President Joe Biden's administration plans to limit nicotine levels in cigarettes sold in the US to make them less addictive, with the aim to lower the number of Americans who die from smoking and get fewer youths to pick up the habit.
To do so, the Food and Drug Administration (FDA) would set a maximum level of nicotine as a new standard that tobacco companies would need to meet when making cigarettes and other tobacco-related products, which could drop smoking rates from 12.4% today down to 1.4% by 2100, a 2018 research paper estimated.
The FDA didn't say when tobacco companies would need to comply. It could take at least a year for the agency to issue a proposed rule, as the Washington Post noted when it first reported the story, and the tobacco industry might challenge it in court. The FDA may also ban Juul Lab's popular e-cigarettes from being sold in the US.
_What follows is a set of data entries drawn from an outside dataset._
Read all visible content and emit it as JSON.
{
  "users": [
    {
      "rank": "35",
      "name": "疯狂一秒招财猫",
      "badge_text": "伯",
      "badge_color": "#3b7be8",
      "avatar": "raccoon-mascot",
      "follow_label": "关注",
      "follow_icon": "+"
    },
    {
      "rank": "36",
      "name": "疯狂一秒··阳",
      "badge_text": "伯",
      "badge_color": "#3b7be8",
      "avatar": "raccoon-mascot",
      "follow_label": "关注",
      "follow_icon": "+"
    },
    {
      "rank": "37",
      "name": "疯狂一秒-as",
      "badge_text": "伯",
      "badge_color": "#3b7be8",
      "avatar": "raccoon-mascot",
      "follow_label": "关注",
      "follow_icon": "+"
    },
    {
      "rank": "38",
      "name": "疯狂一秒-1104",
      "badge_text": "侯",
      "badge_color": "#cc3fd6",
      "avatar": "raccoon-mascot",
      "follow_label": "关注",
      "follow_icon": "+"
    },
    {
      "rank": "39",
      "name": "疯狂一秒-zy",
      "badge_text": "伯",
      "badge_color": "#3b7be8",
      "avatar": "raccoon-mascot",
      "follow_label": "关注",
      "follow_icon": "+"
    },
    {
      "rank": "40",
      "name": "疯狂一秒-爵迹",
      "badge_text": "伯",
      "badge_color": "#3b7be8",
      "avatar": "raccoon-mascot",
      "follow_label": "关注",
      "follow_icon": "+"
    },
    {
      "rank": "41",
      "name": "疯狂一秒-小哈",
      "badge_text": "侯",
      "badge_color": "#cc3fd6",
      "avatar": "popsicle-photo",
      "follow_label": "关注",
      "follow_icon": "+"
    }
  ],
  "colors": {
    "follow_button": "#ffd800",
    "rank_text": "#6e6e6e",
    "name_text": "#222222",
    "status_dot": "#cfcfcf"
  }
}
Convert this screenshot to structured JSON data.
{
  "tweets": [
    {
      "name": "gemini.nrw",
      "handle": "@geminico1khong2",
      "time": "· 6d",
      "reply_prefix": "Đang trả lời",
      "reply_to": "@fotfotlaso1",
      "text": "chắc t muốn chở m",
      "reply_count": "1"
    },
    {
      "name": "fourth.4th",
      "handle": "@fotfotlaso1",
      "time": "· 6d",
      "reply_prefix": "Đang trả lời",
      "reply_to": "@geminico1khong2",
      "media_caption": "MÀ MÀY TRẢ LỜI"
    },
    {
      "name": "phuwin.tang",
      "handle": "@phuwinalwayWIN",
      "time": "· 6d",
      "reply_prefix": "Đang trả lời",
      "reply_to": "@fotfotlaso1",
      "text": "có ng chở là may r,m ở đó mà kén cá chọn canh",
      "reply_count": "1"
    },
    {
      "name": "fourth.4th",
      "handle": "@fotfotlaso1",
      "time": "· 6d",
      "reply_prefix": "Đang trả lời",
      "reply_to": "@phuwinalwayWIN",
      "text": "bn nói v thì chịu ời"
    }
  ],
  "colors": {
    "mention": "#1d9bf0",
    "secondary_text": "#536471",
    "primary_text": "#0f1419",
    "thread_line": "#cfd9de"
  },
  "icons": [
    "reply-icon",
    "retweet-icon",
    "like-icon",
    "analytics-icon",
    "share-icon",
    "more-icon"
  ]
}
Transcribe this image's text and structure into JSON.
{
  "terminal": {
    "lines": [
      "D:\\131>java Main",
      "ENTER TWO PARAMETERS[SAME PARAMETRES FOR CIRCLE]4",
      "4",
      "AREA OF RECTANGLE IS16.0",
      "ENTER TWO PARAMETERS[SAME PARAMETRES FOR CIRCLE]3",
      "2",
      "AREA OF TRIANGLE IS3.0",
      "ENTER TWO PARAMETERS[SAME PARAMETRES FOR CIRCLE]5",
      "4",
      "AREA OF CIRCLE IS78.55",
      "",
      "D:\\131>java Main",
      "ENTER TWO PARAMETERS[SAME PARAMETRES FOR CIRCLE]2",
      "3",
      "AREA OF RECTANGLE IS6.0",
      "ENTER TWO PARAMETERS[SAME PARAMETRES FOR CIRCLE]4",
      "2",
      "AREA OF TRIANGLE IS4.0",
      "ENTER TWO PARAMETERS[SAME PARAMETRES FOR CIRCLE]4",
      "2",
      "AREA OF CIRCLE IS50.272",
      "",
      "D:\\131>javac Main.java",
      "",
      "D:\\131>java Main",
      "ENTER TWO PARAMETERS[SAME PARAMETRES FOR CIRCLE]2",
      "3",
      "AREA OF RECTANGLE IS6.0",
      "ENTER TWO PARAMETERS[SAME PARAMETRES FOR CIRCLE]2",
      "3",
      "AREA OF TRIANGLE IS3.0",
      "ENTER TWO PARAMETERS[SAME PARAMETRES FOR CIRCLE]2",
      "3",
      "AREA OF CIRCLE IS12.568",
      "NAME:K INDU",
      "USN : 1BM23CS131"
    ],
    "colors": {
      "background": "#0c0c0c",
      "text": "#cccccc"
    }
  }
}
In April, the US Food and Drug Administration proposed prohibiting the sale of menthol cigarettes and flavored cigars. It noted that more than 18.5 million Americans smoke menthols, roughly a third of the cigarettes sold in the US each year.
The White House didn't immediately respond to a request for comment.